New palaeolithic artifacts discovered from loess deposits of Lantian, Central China
The Bahe River valley of central China is regarded as one of the most important hominin sites from the late early Pleistocene to the middle Pleistocene. Homo erectus fossils were unearthed at the Gongwangling and Chenjiawo localities, and more than 30 Palaeolithic open-air sites were investigated in the 1960s in this region. However, the age, features and the assemblages of stone tools collected from the Lantian region were not well understood. Dr. WANG Shejiang, Institute of Vertebrate Paleontology and Paleoanthropology (IVPP) of the Chinese Academy of Sciences, and his collaborators discovered eight new Palaeolithic open-air sites and collected 770 stone artefacts from 2009 to 2011 in the Lantian area of the Bahe River valley, central China. According to a paper published in Chinese Science Bulletin 59(7), it is the first time that Acheulian-type large cutting tools from the late Pleistocene have been identified in this region. This study distinguishes age gaps between Western world and East Asian Acheulian-type tools.
These eight newly discovered open-air sites are located at the second (n = 6), third (n = 1) or higher terraces (n = 1) of the Bahe River. The Diaozhai section on the second terrace was sampled in detail. Two samples were collected for optically stimulated luminescence dating (OSL). The OSL results suggest that a buried lithic artefact layer at the Diaozhai site spans approximately from 70000 to 30000 years ago, helping better understand the Palaeolithic sequence and chronology of Homo erectus in the Lantian region, and accordingly extending the date range of early hominins' activity from the early and middle Pleistocene to the later period of the late Pleistocene.
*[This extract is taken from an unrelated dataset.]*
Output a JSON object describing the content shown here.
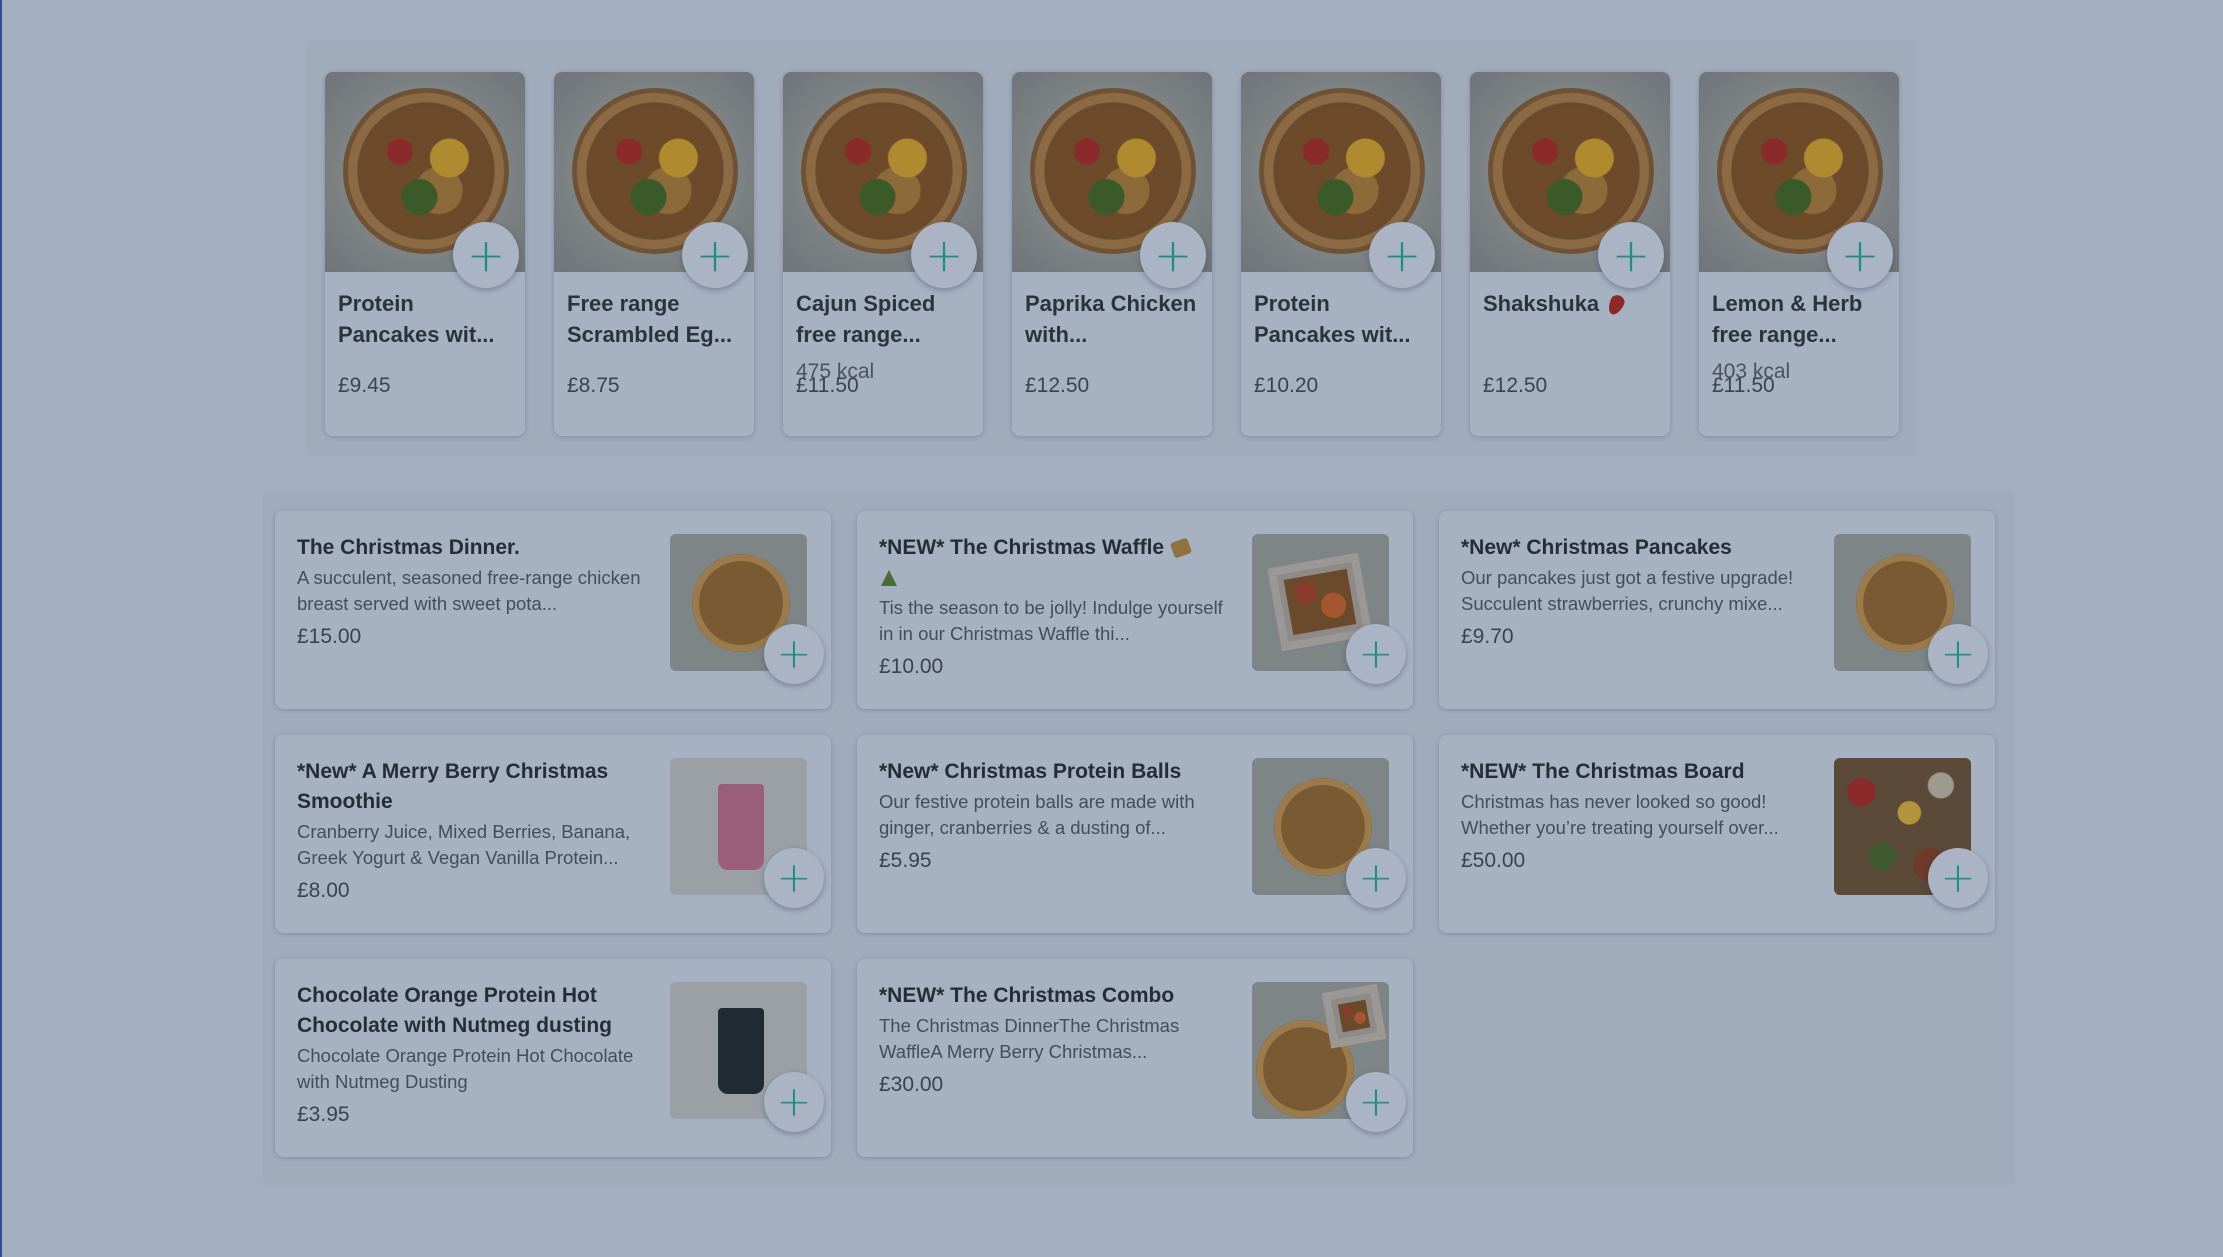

The lithic assemblage analysis suggests that the stone artefacts were made of local pebbles/cobbles such as greywacke, quartz, sandstone and igneous rocks. The main percussion techniques that were used were direct hard hammer percussion and bi-polar techniques. The lithic artefacts comprise hammer stones, cores, flakes, retouched tools and flaking debris. Acheulian-type large cutting tools such as hand-axes, picks and cleavers were indentified in the Lantian region as well.
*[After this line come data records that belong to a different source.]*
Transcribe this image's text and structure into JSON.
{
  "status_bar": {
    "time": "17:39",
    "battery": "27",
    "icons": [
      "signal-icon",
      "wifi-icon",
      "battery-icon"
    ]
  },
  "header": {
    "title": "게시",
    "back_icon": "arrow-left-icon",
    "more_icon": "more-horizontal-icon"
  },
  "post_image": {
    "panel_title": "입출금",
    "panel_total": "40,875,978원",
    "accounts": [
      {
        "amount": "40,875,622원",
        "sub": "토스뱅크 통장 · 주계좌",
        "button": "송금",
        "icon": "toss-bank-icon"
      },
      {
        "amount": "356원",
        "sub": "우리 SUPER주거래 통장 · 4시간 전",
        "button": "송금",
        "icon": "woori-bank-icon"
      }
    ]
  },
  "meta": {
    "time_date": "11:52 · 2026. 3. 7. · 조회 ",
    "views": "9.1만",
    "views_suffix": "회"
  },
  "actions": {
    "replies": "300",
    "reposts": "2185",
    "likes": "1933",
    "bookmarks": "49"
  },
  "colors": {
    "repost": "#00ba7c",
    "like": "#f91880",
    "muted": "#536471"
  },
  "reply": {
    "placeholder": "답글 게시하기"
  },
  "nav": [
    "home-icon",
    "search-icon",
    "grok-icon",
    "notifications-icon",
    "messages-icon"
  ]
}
According to current archaeological recordings, the Acheulian complex originated in Africa approximately 1.7 million years ago and spread to Europe and Asia with the dispersal of Homo erectus, lasting until approximately 0.2 million years, when Homo sapiens appeared and the Acheulian complex faded and was finally replaced by the Mousterian complex. "Our new discoveries of hand-axes, picks and cleavers indicate that the Acheulian large cutting tools in the Lantian region lasted until the late Pleistocene, which suggests that the Palaeolithic industry in East Asia had its own distinctive development pattern that perhaps differed from western Palaeolithic industry in terms of chronology," said WANG Shejiang, lead author of the study.
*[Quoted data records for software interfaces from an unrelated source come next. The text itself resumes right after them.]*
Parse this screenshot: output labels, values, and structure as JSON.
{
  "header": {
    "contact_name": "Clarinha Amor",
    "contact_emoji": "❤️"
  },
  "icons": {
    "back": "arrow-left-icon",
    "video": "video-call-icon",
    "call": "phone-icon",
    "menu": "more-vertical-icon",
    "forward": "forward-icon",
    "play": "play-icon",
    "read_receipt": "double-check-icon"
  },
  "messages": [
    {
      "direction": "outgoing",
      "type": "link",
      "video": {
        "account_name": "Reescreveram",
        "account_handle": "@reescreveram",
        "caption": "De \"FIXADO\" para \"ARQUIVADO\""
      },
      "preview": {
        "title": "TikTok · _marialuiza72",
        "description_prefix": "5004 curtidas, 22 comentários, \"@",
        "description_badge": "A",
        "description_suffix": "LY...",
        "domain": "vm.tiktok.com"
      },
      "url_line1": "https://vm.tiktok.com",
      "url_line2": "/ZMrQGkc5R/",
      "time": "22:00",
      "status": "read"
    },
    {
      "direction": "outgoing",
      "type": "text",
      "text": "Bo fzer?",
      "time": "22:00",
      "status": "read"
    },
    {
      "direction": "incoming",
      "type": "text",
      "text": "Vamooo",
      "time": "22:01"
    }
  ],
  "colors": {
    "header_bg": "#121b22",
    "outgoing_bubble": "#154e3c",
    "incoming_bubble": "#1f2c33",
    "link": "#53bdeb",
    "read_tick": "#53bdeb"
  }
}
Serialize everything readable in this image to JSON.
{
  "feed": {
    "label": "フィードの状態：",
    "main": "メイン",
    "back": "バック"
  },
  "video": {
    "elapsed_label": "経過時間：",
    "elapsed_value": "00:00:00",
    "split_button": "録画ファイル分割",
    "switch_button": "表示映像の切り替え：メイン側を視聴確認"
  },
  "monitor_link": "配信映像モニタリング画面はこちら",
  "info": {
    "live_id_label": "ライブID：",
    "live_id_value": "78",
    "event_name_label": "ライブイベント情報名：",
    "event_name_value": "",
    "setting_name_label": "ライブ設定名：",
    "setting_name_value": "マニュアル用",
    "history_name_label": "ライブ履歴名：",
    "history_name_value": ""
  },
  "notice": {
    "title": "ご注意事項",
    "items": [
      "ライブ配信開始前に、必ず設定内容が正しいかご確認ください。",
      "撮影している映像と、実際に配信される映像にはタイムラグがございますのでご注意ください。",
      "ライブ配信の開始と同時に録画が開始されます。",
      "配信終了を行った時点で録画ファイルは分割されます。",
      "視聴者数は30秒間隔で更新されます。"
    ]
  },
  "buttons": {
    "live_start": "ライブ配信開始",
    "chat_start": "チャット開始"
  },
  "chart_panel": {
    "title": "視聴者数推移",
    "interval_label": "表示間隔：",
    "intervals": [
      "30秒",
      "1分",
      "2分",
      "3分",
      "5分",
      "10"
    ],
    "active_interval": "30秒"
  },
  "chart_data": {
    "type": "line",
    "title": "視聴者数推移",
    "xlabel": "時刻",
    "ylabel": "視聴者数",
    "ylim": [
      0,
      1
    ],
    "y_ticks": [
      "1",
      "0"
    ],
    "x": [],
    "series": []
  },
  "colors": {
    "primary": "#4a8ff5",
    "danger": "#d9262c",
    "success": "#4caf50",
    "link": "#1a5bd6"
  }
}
He said, "when the transition from the Acheulian complex to the Middle Stone Age (MSA) was accomplished and blade technology finally appeared with the emergence of modern humans in Africa and Europe, the Acheulian complex, including hand-axes, cleavers and picks, nevertheless prevailed in the Qinling Mountains area and, of course, in East Asia. Therefore, this new discovery in the Lantian region may be considered valuable for identifying Palaeolithic industry characteristics in East Asia, the comparison between west and east world in terms of Palaeolithic culture and human behavior concerning modern human origins in East Asia."